Connecticut Gov. Dannel Malloy says that cars and trucks - except emergency vehicles - are banned from traveling on at least some Connecticut highways after 4 p.m. as winter weather intensified across the region. Here's the order.
Earlier today, Massachusetts Gov. Deval Patrick issued a driving ban - with some exceptions - that went into effect at 4 p.m. Generally, the exceptions are for public safety workers, public works employees, government officials, utility workers, health care workers and the news media. Get details here.
[Updated at 1:55 p.m.] Attention college-bound and potentially snow-bound students.
[Updated at 1:51 p.m.] Before the power goes out, make sure your cell phone's battery is charged. Here are five tips to stay connected during the storm.
[Updated at 1:33 p.m.] Get ready New York City!
[Updated at 1:03 p.m.] Massachusetts Gov. Deval Patrick has signed an executive order banning vehicles on the road effective at 4 p.m. today, he announced at a press conference.
[Updated at 12:46 p.m.] "I have declared a state of emergency effective at noon today," Massachusetts Gov. Deval Patrick announced at a news conference.
[Updated at 12:39 p.m.] Rhode Island Gov. Lincoln Chafee has declared a state of emergency, he announced in a press conference Friday.
"I have declared a state of emergency joining with our neighboring states in Connecticut and Massachusetts and asked for the state employees to go home at 1 o'clock today," he said.
[Updated at 11:36 a.m.] In Maine, a 19-car pileup outside of Portland temporarily closed roadways Friday morning, though all injuries were considered minor.
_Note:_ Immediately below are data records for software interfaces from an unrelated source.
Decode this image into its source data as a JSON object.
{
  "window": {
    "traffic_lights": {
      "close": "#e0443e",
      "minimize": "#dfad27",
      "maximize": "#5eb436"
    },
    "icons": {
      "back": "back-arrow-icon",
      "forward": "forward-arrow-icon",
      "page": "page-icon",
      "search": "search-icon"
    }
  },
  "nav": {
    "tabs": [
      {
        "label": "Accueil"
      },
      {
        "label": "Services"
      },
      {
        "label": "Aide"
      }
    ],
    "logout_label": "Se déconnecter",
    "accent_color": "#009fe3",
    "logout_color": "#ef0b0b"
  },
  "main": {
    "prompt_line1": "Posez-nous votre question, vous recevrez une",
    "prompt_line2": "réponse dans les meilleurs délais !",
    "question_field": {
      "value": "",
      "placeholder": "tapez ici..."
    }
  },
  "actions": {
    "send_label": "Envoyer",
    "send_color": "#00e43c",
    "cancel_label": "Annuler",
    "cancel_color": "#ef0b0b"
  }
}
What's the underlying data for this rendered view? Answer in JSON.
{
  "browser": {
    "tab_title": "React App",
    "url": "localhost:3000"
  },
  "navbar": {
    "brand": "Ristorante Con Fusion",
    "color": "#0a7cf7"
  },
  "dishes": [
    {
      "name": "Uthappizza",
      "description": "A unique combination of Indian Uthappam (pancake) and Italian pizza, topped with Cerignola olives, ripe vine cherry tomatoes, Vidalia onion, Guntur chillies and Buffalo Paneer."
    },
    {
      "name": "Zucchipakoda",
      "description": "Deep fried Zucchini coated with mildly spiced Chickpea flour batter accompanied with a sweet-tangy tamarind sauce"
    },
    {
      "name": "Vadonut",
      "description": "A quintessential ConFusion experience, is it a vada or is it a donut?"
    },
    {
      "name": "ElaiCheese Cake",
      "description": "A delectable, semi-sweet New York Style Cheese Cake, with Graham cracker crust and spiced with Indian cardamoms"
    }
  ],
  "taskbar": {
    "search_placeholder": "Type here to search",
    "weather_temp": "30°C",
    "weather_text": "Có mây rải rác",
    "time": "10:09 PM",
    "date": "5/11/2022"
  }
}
[Updated at 11:34 a.m.] Massachusetts Gov. Duval Patrick has put 6,000 National Guard soldiers and airmen on storm response duty, giving the order late Thursday, CNN's Larry Shaughnessy reports.
[Updated at 11:17 a.m.] Andrew Doba, with Connecticut Gov. Dan Malloy's office says the governor will declare a state of emergency ahead of the storm.
[Updated at 10:41 a.m. ET] Up to 12,000 students scheduled to take the ACT on Saturday could be affected by a massive winter storm that's expected to engulf much of the Northeast this weekend.
Approximately 80 test sites out of 190 in the region have canceled ahead of the storm, Ed Colby a spokesperson for the tests tells CNN.
Each site will reschedule the test, students and parents can get information at http://www.actstudent.org/
[Posted at 8:47 a.m. ET] The Massachusetts Bay Transportation Authority (MBTA) will suspend all service today at 3:30pm ET.
The MBTA is the nations fifth-largest mass transportation systems with an average of 1.3 million passengers on weekday.
A massive winter storm was bearing down on the Northeast on Friday with forecasted snowfalls above two feet in some areas.